_YOUR TASK_: Write the data out verbatim.

_SUPPLIED DATA_:
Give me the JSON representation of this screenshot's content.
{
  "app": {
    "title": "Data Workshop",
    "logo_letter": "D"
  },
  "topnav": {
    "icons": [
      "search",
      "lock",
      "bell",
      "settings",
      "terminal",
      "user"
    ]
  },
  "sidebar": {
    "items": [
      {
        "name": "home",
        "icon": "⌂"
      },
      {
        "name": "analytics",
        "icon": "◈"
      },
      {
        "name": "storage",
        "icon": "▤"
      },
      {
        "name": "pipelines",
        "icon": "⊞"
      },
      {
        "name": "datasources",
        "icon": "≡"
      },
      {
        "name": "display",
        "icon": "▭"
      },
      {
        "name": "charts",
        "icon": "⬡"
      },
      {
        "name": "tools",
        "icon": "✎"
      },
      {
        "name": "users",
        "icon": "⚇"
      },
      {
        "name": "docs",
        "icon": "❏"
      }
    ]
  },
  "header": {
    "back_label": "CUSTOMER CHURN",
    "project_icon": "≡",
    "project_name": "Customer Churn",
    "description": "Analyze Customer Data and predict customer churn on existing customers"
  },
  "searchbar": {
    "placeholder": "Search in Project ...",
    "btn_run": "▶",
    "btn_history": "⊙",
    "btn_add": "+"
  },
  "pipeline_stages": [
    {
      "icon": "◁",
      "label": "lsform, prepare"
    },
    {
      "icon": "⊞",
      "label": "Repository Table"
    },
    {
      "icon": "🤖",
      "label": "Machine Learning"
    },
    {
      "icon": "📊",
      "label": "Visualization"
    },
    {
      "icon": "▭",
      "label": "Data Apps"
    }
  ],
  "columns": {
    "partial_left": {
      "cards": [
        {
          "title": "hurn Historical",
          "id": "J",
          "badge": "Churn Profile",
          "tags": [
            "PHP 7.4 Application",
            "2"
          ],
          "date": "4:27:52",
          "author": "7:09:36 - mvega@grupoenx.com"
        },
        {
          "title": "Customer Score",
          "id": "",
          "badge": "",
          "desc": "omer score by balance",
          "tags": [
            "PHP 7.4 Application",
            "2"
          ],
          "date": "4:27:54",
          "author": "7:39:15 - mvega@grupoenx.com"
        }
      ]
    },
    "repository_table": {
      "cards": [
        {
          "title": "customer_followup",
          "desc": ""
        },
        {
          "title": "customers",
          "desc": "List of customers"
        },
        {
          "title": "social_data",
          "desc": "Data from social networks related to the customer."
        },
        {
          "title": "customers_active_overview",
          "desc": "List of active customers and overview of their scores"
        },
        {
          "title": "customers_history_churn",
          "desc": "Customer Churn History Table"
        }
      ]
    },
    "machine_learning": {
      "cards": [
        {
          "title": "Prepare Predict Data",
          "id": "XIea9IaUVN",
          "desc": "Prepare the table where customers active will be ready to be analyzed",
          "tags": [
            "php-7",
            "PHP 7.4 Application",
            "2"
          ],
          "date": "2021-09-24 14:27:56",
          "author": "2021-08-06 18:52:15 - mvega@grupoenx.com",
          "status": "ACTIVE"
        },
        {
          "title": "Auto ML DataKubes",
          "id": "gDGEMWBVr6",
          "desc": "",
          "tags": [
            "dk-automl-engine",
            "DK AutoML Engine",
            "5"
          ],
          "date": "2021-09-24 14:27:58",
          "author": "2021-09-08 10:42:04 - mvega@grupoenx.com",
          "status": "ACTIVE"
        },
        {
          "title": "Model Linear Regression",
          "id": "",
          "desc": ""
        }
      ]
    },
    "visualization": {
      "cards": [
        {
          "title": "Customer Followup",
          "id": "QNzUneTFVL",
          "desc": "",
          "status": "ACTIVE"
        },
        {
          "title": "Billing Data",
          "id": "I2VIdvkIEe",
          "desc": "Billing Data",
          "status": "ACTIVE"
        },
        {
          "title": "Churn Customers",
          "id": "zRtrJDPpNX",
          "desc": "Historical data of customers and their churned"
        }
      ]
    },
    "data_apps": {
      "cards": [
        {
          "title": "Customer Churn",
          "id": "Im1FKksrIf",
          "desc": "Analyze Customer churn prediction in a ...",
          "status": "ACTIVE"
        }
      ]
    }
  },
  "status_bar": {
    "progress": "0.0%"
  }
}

_SOLUTION TO THE PROBLEM_:
Give me the JSON representation of this screenshot's content.
{
  "app": {
    "title": "Data Workshop",
    "logo_letter": "D"
  },
  "topnav": {
    "icons": [
      "search",
      "lock",
      "bell",
      "settings",
      "terminal",
      "user"
    ]
  },
  "sidebar": {
    "items": [
      {
        "name": "home",
        "icon": "⌂"
      },
      {
        "name": "analytics",
        "icon": "◈"
      },
      {
        "name": "storage",
        "icon": "▤"
      },
      {
        "name": "pipelines",
        "icon": "⊞"
      },
      {
        "name": "datasources",
        "icon": "≡"
      },
      {
        "name": "display",
        "icon": "▭"
      },
      {
        "name": "charts",
        "icon": "⬡"
      },
      {
        "name": "tools",
        "icon": "✎"
      },
      {
        "name": "users",
        "icon": "⚇"
      },
      {
        "name": "docs",
        "icon": "❏"
      }
    ]
  },
  "header": {
    "back_label": "CUSTOMER CHURN",
    "project_icon": "≡",
    "project_name": "Customer Churn",
    "description": "Analyze Customer Data and predict customer churn on existing customers"
  },
  "searchbar": {
    "placeholder": "Search in Project ...",
    "btn_run": "▶",
    "btn_history": "⊙",
    "btn_add": "+"
  },
  "pipeline_stages": [
    {
      "icon": "◁",
      "label": "lsform, prepare"
    },
    {
      "icon": "⊞",
      "label": "Repository Table"
    },
    {
      "icon": "🤖",
      "label": "Machine Learning"
    },
    {
      "icon": "📊",
      "label": "Visualization"
    },
    {
      "icon": "▭",
      "label": "Data Apps"
    }
  ],
  "columns": {
    "partial_left": {
      "cards": [
        {
          "title": "hurn Historical",
          "id": "J",
          "badge": "Churn Profile",
          "tags": [
            "PHP 7.4 Application",
            "2"
          ],
          "date": "4:27:52",
          "author": "7:09:36 - mvega@grupoenx.com"
        },
        {
          "title": "Customer Score",
          "id": "",
          "badge": "",
          "desc": "omer score by balance",
          "tags": [
            "PHP 7.4 Application",
            "2"
          ],
          "date": "4:27:54",
          "author": "7:39:15 - mvega@grupoenx.com"
        }
      ]
    },
    "repository_table": {
      "cards": [
        {
          "title": "customer_followup",
          "desc": ""
        },
        {
          "title": "customers",
          "desc": "List of customers"
        },
        {
          "title": "social_data",
          "desc": "Data from social networks related to the customer."
        },
        {
          "title": "customers_active_overview",
          "desc": "List of active customers and overview of their scores"
        },
        {
          "title": "customers_history_churn",
          "desc": "Customer Churn History Table"
        }
      ]
    },
    "machine_learning": {
      "cards": [
        {
          "title": "Prepare Predict Data",
          "id": "XIea9IaUVN",
          "desc": "Prepare the table where customers active will be ready to be analyzed",
          "tags": [
            "php-7",
            "PHP 7.4 Application",
            "2"
          ],
          "date": "2021-09-24 14:27:56",
          "author": "2021-08-06 18:52:15 - mvega@grupoenx.com",
          "status": "ACTIVE"
        },
        {
          "title": "Auto ML DataKubes",
          "id": "gDGEMWBVr6",
          "desc": "",
          "tags": [
            "dk-automl-engine",
            "DK AutoML Engine",
            "5"
          ],
          "date": "2021-09-24 14:27:58",
          "author": "2021-09-08 10:42:04 - mvega@grupoenx.com",
          "status": "ACTIVE"
        },
        {
          "title": "Model Linear Regression",
          "id": "",
          "desc": ""
        }
      ]
    },
    "visualization": {
      "cards": [
        {
          "title": "Customer Followup",
          "id": "QNzUneTFVL",
          "desc": "",
          "status": "ACTIVE"
        },
        {
          "title": "Billing Data",
          "id": "I2VIdvkIEe",
          "desc": "Billing Data",
          "status": "ACTIVE"
        },
        {
          "title": "Churn Customers",
          "id": "zRtrJDPpNX",
          "desc": "Historical data of customers and their churned"
        }
      ]
    },
    "data_apps": {
      "cards": [
        {
          "title": "Customer Churn",
          "id": "Im1FKksrIf",
          "desc": "Analyze Customer churn prediction in a ...",
          "status": "ACTIVE"
        }
      ]
    }
  },
  "status_bar": {
    "progress": "0.0%"
  }
}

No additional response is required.